Required work: Keep the pictures out. Restate the entries below word for word.

Interface dataset entries

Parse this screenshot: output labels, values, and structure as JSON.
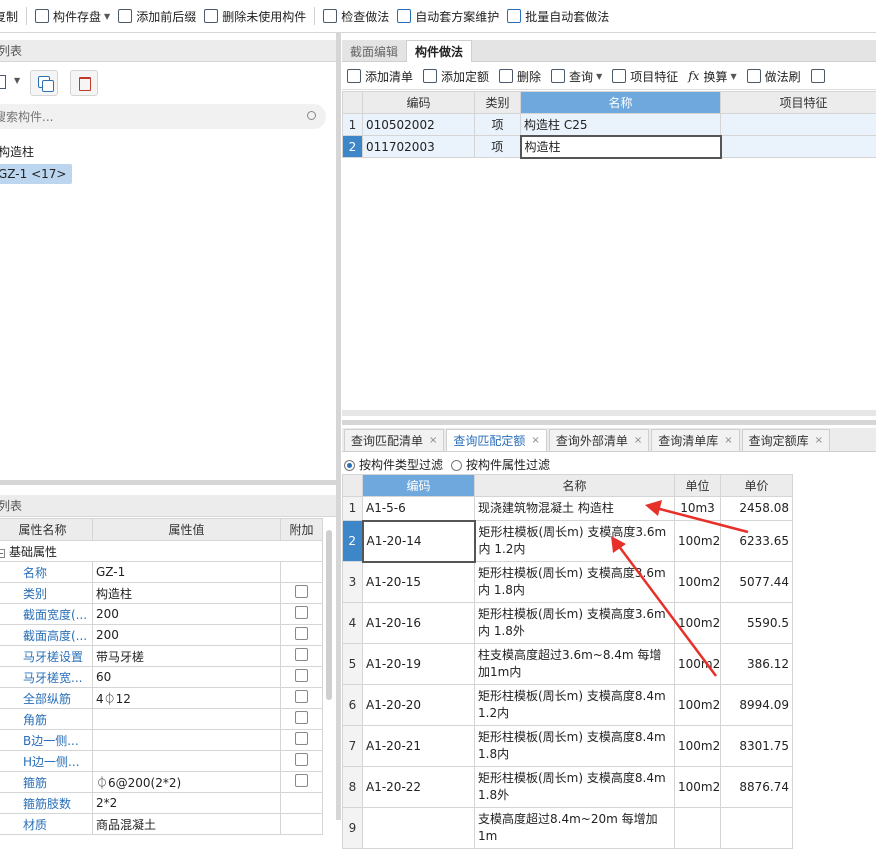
{
  "toolbar": {
    "items": [
      "复制",
      "构件存盘",
      "添加前后缀",
      "删除未使用构件",
      "检查做法",
      "自动套方案维护",
      "批量自动套做法"
    ]
  },
  "left_top": {
    "title": "列表",
    "search_placeholder": "搜索构件...",
    "tree_group": "构造柱",
    "tree_item": "GZ-1 <17>"
  },
  "left_bottom": {
    "title": "列表",
    "headers": [
      "属性名称",
      "属性值",
      "附加"
    ],
    "group": "基础属性",
    "rows": [
      {
        "name": "名称",
        "value": "GZ-1",
        "cb": false
      },
      {
        "name": "类别",
        "value": "构造柱",
        "cb": true
      },
      {
        "name": "截面宽度(...",
        "value": "200",
        "cb": true
      },
      {
        "name": "截面高度(...",
        "value": "200",
        "cb": true
      },
      {
        "name": "马牙槎设置",
        "value": "带马牙槎",
        "cb": true
      },
      {
        "name": "马牙槎宽...",
        "value": "60",
        "cb": true
      },
      {
        "name": "全部纵筋",
        "value": "4⏀12",
        "cb": true
      },
      {
        "name": "角筋",
        "value": "",
        "cb": true
      },
      {
        "name": "B边一侧...",
        "value": "",
        "cb": true
      },
      {
        "name": "H边一侧...",
        "value": "",
        "cb": true
      },
      {
        "name": "箍筋",
        "value": "⏀6@200(2*2)",
        "cb": true
      },
      {
        "name": "箍筋肢数",
        "value": "2*2",
        "cb": false
      },
      {
        "name": "材质",
        "value": "商品混凝土",
        "cb": false
      }
    ]
  },
  "right_tabs": [
    "截面编辑",
    "构件做法"
  ],
  "right_toolbar": [
    "添加清单",
    "添加定额",
    "删除",
    "查询",
    "项目特征",
    "换算",
    "做法刷"
  ],
  "method_table": {
    "headers": [
      "编码",
      "类别",
      "名称",
      "项目特征"
    ],
    "rows": [
      {
        "num": "1",
        "code": "010502002",
        "type": "项",
        "name": "构造柱 C25"
      },
      {
        "num": "2",
        "code": "011702003",
        "type": "项",
        "name": "构造柱"
      }
    ]
  },
  "bottom_tabs": [
    "查询匹配清单",
    "查询匹配定额",
    "查询外部清单",
    "查询清单库",
    "查询定额库"
  ],
  "filters": [
    "按构件类型过滤",
    "按构件属性过滤"
  ],
  "query_table": {
    "headers": [
      "编码",
      "名称",
      "单位",
      "单价"
    ],
    "rows": [
      {
        "num": "1",
        "code": "A1-5-6",
        "name": "现浇建筑物混凝土 构造柱",
        "unit": "10m3",
        "price": "2458.08"
      },
      {
        "num": "2",
        "code": "A1-20-14",
        "name": "矩形柱模板(周长m) 支模高度3.6m内 1.2内",
        "unit": "100m2",
        "price": "6233.65"
      },
      {
        "num": "3",
        "code": "A1-20-15",
        "name": "矩形柱模板(周长m) 支模高度3.6m内 1.8内",
        "unit": "100m2",
        "price": "5077.44"
      },
      {
        "num": "4",
        "code": "A1-20-16",
        "name": "矩形柱模板(周长m) 支模高度3.6m内 1.8外",
        "unit": "100m2",
        "price": "5590.5"
      },
      {
        "num": "5",
        "code": "A1-20-19",
        "name": "柱支模高度超过3.6m~8.4m 每增加1m内",
        "unit": "100m2",
        "price": "386.12"
      },
      {
        "num": "6",
        "code": "A1-20-20",
        "name": "矩形柱模板(周长m) 支模高度8.4m 1.2内",
        "unit": "100m2",
        "price": "8994.09"
      },
      {
        "num": "7",
        "code": "A1-20-21",
        "name": "矩形柱模板(周长m) 支模高度8.4m 1.8内",
        "unit": "100m2",
        "price": "8301.75"
      },
      {
        "num": "8",
        "code": "A1-20-22",
        "name": "矩形柱模板(周长m) 支模高度8.4m 1.8外",
        "unit": "100m2",
        "price": "8876.74"
      },
      {
        "num": "9",
        "code": "",
        "name": "支模高度超过8.4m~20m 每增加1m",
        "unit": "",
        "price": ""
      }
    ]
  },
  "colors": {
    "accent": "#2a6fb8",
    "header_selected": "#6fa8dc",
    "annotation": "#e8302a"
  }
}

Answer space:
Parse this screenshot: output labels, values, and structure as JSON.
{
  "toolbar": {
    "items": [
      "复制",
      "构件存盘",
      "添加前后缀",
      "删除未使用构件",
      "检查做法",
      "自动套方案维护",
      "批量自动套做法"
    ]
  },
  "left_top": {
    "title": "列表",
    "search_placeholder": "搜索构件...",
    "tree_group": "构造柱",
    "tree_item": "GZ-1 <17>"
  },
  "left_bottom": {
    "title": "列表",
    "headers": [
      "属性名称",
      "属性值",
      "附加"
    ],
    "group": "基础属性",
    "rows": [
      {
        "name": "名称",
        "value": "GZ-1",
        "cb": false
      },
      {
        "name": "类别",
        "value": "构造柱",
        "cb": true
      },
      {
        "name": "截面宽度(...",
        "value": "200",
        "cb": true
      },
      {
        "name": "截面高度(...",
        "value": "200",
        "cb": true
      },
      {
        "name": "马牙槎设置",
        "value": "带马牙槎",
        "cb": true
      },
      {
        "name": "马牙槎宽...",
        "value": "60",
        "cb": true
      },
      {
        "name": "全部纵筋",
        "value": "4⏀12",
        "cb": true
      },
      {
        "name": "角筋",
        "value": "",
        "cb": true
      },
      {
        "name": "B边一侧...",
        "value": "",
        "cb": true
      },
      {
        "name": "H边一侧...",
        "value": "",
        "cb": true
      },
      {
        "name": "箍筋",
        "value": "⏀6@200(2*2)",
        "cb": true
      },
      {
        "name": "箍筋肢数",
        "value": "2*2",
        "cb": false
      },
      {
        "name": "材质",
        "value": "商品混凝土",
        "cb": false
      }
    ]
  },
  "right_tabs": [
    "截面编辑",
    "构件做法"
  ],
  "right_toolbar": [
    "添加清单",
    "添加定额",
    "删除",
    "查询",
    "项目特征",
    "换算",
    "做法刷"
  ],
  "method_table": {
    "headers": [
      "编码",
      "类别",
      "名称",
      "项目特征"
    ],
    "rows": [
      {
        "num": "1",
        "code": "010502002",
        "type": "项",
        "name": "构造柱 C25"
      },
      {
        "num": "2",
        "code": "011702003",
        "type": "项",
        "name": "构造柱"
      }
    ]
  },
  "bottom_tabs": [
    "查询匹配清单",
    "查询匹配定额",
    "查询外部清单",
    "查询清单库",
    "查询定额库"
  ],
  "filters": [
    "按构件类型过滤",
    "按构件属性过滤"
  ],
  "query_table": {
    "headers": [
      "编码",
      "名称",
      "单位",
      "单价"
    ],
    "rows": [
      {
        "num": "1",
        "code": "A1-5-6",
        "name": "现浇建筑物混凝土 构造柱",
        "unit": "10m3",
        "price": "2458.08"
      },
      {
        "num": "2",
        "code": "A1-20-14",
        "name": "矩形柱模板(周长m) 支模高度3.6m内 1.2内",
        "unit": "100m2",
        "price": "6233.65"
      },
      {
        "num": "3",
        "code": "A1-20-15",
        "name": "矩形柱模板(周长m) 支模高度3.6m内 1.8内",
        "unit": "100m2",
        "price": "5077.44"
      },
      {
        "num": "4",
        "code": "A1-20-16",
        "name": "矩形柱模板(周长m) 支模高度3.6m内 1.8外",
        "unit": "100m2",
        "price": "5590.5"
      },
      {
        "num": "5",
        "code": "A1-20-19",
        "name": "柱支模高度超过3.6m~8.4m 每增加1m内",
        "unit": "100m2",
        "price": "386.12"
      },
      {
        "num": "6",
        "code": "A1-20-20",
        "name": "矩形柱模板(周长m) 支模高度8.4m 1.2内",
        "unit": "100m2",
        "price": "8994.09"
      },
      {
        "num": "7",
        "code": "A1-20-21",
        "name": "矩形柱模板(周长m) 支模高度8.4m 1.8内",
        "unit": "100m2",
        "price": "8301.75"
      },
      {
        "num": "8",
        "code": "A1-20-22",
        "name": "矩形柱模板(周长m) 支模高度8.4m 1.8外",
        "unit": "100m2",
        "price": "8876.74"
      },
      {
        "num": "9",
        "code": "",
        "name": "支模高度超过8.4m~20m 每增加1m",
        "unit": "",
        "price": ""
      }
    ]
  },
  "colors": {
    "accent": "#2a6fb8",
    "header_selected": "#6fa8dc",
    "annotation": "#e8302a"
  }
}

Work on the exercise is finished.